The day grew short, as winter days will. It was late in the afternoon when my brother John realized he needed to do some last minute shopping, so I rode along as he drove into Perry and headed for Gibson's Discount Store, the only place open so late on Christmas Eve. He found what he was looking for, and bought himself a present as well--Simon And Garfunkle's Greatest Hits on 8-track, which he listened to on the way home.
It was nearly dark when we got back to the farm, the sky turning ever darker shades of blue. Mom had turned on both the yard light and porch light, which we didn't really need to find our way, but the gesture was appreciated. John immediately vanished to his room, as my oldest brother Keith had already spent the day in his, and my sister Julie was in the kitchen talking to Mom, who made last-minute preparations for the next day's feast. Dad and I were the only ones in the living room, numbly sitting in front of the television, watching without interest the typically awful animated specials run endlessly in syndication, killing time until dinner was served.

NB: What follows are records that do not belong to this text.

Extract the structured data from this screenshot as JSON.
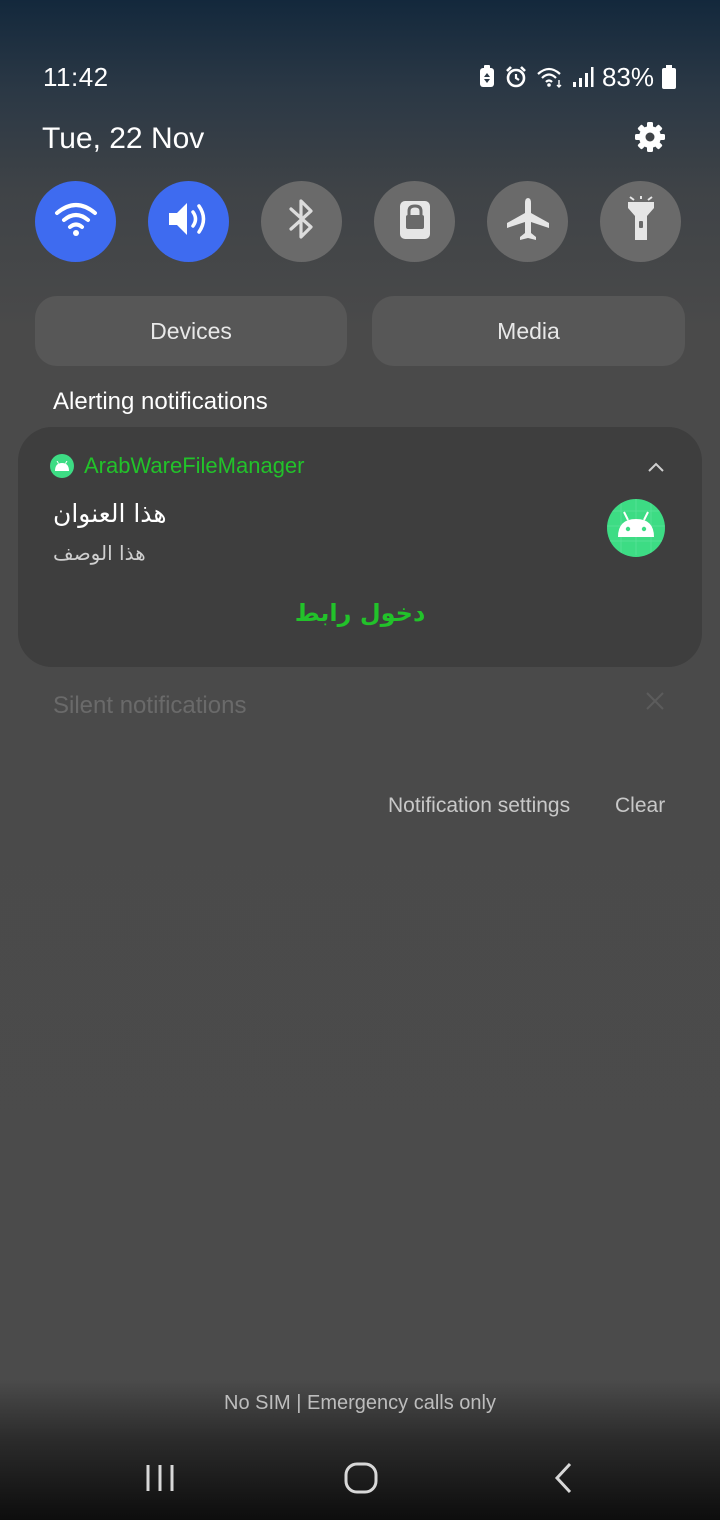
{
  "status_bar": {
    "time": "11:42",
    "battery_percent": "83%",
    "icons": [
      "battery-saver-icon",
      "alarm-icon",
      "wifi-icon",
      "signal-icon",
      "battery-icon"
    ]
  },
  "header": {
    "date": "Tue, 22 Nov",
    "settings_icon": "gear-icon"
  },
  "quick_settings": {
    "tiles": [
      {
        "name": "wifi",
        "icon": "wifi-icon",
        "active": true
      },
      {
        "name": "sound",
        "icon": "volume-icon",
        "active": true
      },
      {
        "name": "bluetooth",
        "icon": "bluetooth-icon",
        "active": false
      },
      {
        "name": "rotation-lock",
        "icon": "lock-icon",
        "active": false
      },
      {
        "name": "airplane-mode",
        "icon": "airplane-icon",
        "active": false
      },
      {
        "name": "flashlight",
        "icon": "flashlight-icon",
        "active": false
      }
    ],
    "active_color": "#3e6bf0",
    "inactive_color": "#6a6a6a"
  },
  "panels": {
    "devices_label": "Devices",
    "media_label": "Media"
  },
  "alerting": {
    "section_title": "Alerting notifications",
    "notification": {
      "app_name": "ArabWareFileManager",
      "title": "هذا العنوان",
      "description": "هذا الوصف",
      "action_label": "دخول رابط",
      "accent_color": "#22c22a",
      "icon": "android-icon"
    }
  },
  "silent": {
    "section_title": "Silent notifications"
  },
  "footer": {
    "notification_settings_label": "Notification settings",
    "clear_label": "Clear",
    "carrier_text": "No SIM | Emergency calls only"
  },
  "nav_bar": {
    "buttons": [
      "recents-icon",
      "home-icon",
      "back-icon"
    ]
  }
}
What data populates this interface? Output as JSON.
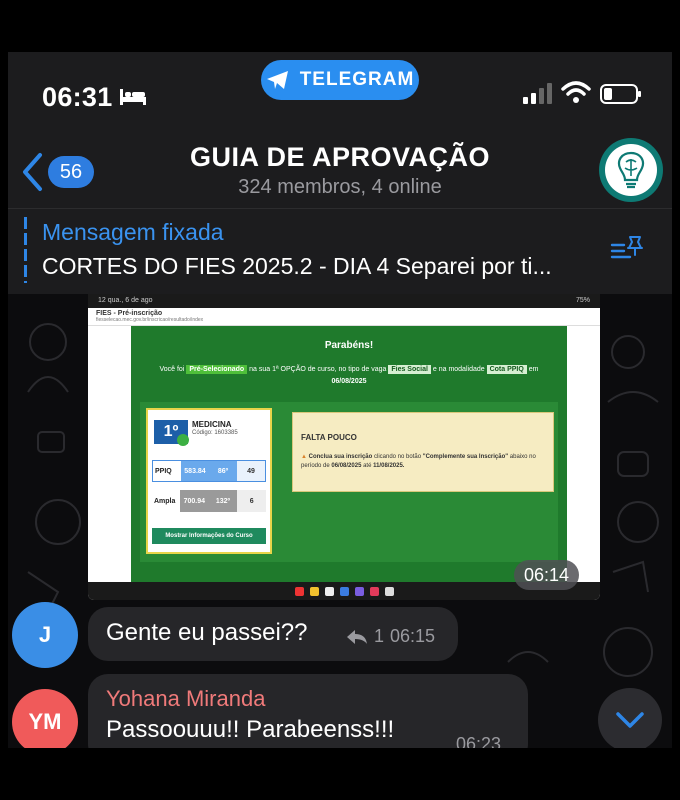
{
  "status_bar": {
    "time": "06:31"
  },
  "app_badge": {
    "label": "TELEGRAM"
  },
  "chat_header": {
    "back_count": "56",
    "title": "GUIA DE APROVAÇÃO",
    "subtitle": "324 membros, 4 online"
  },
  "pinned": {
    "title": "Mensagem fixada",
    "text": "CORTES DO FIES 2025.2 - DIA 4 Separei por ti..."
  },
  "media": {
    "status_left": "12  qua., 6 de ago",
    "status_right": "75%",
    "tab_title": "FIES - Pré-inscrição",
    "url": "fiesselecao.mec.gov.br/inscricao/resultado/index",
    "heading": "Parabéns!",
    "line_a": "Você foi",
    "badge_pre": "Pré-Selecionado",
    "line_b": "na sua 1ª OPÇÃO de curso, no tipo de vaga",
    "badge_fies": "Fies Social",
    "line_c": "e na modalidade",
    "badge_cota": "Cota PPIQ",
    "line_d": "em",
    "date": "06/08/2025",
    "rank": "1º",
    "course": "MEDICINA",
    "code": "Código: 1603385",
    "row1_label": "PPIQ",
    "row1_score": "583.84",
    "row1_pos": "86º",
    "row1_vagas": "49",
    "row2_label": "Ampla",
    "row2_score": "700.94",
    "row2_pos": "132º",
    "row2_vagas": "6",
    "button": "Mostrar Informações do Curso",
    "falta_title": "FALTA POUCO",
    "falta_body_1": "Conclua sua inscrição",
    "falta_body_2": "clicando no botão",
    "falta_body_3": "\"Complemente sua Inscrição\"",
    "falta_body_4": "abaixo no período de",
    "falta_start": "06/08/2025",
    "falta_sep": "até",
    "falta_end": "11/08/2025.",
    "time": "06:14"
  },
  "messages": [
    {
      "avatar": "J",
      "text": "Gente eu passei??",
      "replies": "1",
      "time": "06:15",
      "avatar_color": "#3a8ee6"
    },
    {
      "avatar": "YM",
      "name": "Yohana Miranda",
      "text": "Passoouuu!! Parabeenss!!!",
      "time": "06:23",
      "avatar_color": "#f05a5a"
    }
  ]
}
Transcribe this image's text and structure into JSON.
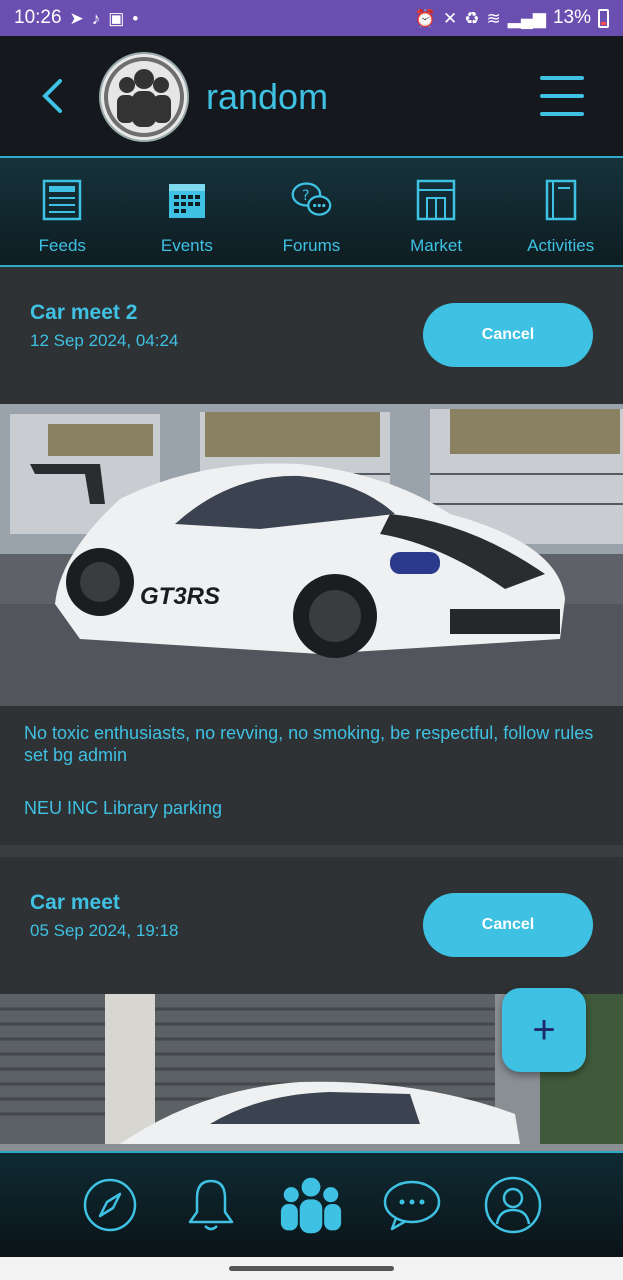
{
  "status_bar": {
    "time": "10:26",
    "battery_percent": "13%",
    "left_icons": [
      "telegram-icon",
      "tiktok-icon",
      "gallery-icon",
      "dot-icon"
    ],
    "right_icons": [
      "alarm-icon",
      "mute-icon",
      "battery-saver-icon",
      "wifi-icon",
      "signal-icon",
      "battery-icon"
    ]
  },
  "header": {
    "title": "random"
  },
  "tabs": [
    {
      "label": "Feeds",
      "icon": "feeds-icon"
    },
    {
      "label": "Events",
      "icon": "events-icon"
    },
    {
      "label": "Forums",
      "icon": "forums-icon"
    },
    {
      "label": "Market",
      "icon": "market-icon"
    },
    {
      "label": "Activities",
      "icon": "activities-icon"
    }
  ],
  "events": [
    {
      "title": "Car meet 2",
      "date": "12 Sep 2024, 04:24",
      "button_label": "Cancel",
      "description": "No toxic enthusiasts, no revving, no smoking, be respectful, follow rules set bg admin",
      "location": "NEU INC Library parking"
    },
    {
      "title": "Car meet",
      "date": "05 Sep 2024, 19:18",
      "button_label": "Cancel"
    }
  ],
  "fab": {
    "label": "+"
  },
  "bottom_nav": [
    "compass-icon",
    "bell-icon",
    "groups-icon",
    "chat-icon",
    "profile-icon"
  ],
  "colors": {
    "accent": "#3ec1e2",
    "header_bg": "#15191d",
    "card_bg": "#2f3235",
    "status_bar": "#6a4fb0"
  }
}
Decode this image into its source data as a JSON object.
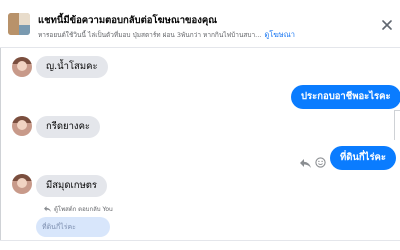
{
  "banner": {
    "title": "แชทนี้มีข้อความตอบกลับต่อโฆษณาของคุณ",
    "subtitle": "หารอยนต์ใช้วินนี้ ไล่เป็นตัวที่มอบ ปุ่มสตาร์ท ผ่อน 3พันกว่า หากกินไฟบ้านสบา...",
    "link": "ดูโฆษณา"
  },
  "messages": [
    {
      "side": "in",
      "text": "ญ.น้ำโสมคะ"
    },
    {
      "side": "out",
      "text": "ประกอบอาชีพอะไรคะ"
    },
    {
      "side": "in",
      "text": "กรีดยางคะ"
    },
    {
      "side": "out",
      "text": "ที่ดินกี่ไร่คะ"
    },
    {
      "side": "in",
      "text": "มีสมุดเกษตร"
    }
  ],
  "reply_note": "ตู้โพสต์ก ตอบกลับ You",
  "quoted_text": "ที่ดินกี่ไร่คะ",
  "icons": {
    "close": "close-icon",
    "reply": "reply-icon",
    "react": "emoji-icon"
  },
  "colors": {
    "accent": "#0a7cff",
    "link": "#1876f2",
    "incoming_bubble": "#e4e6eb"
  }
}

After eating, there was some wrapping to be done--I was used mostly to tear off pieces of tape, while Mom and Julie did most of the real work--and then...well, and then, I just couldn't wait to go to bed. I was all of ten, too old for Santa Claus, but not too old to enact the comforting ritual of snuggling in the darkness, anticipating all the wonders the next morning would bring. I could hear voices downstairs, and the TV, and the hum of our fuel oil stove. My family was here, and the next day was Christmas. For the moment, at least, all was right with the world.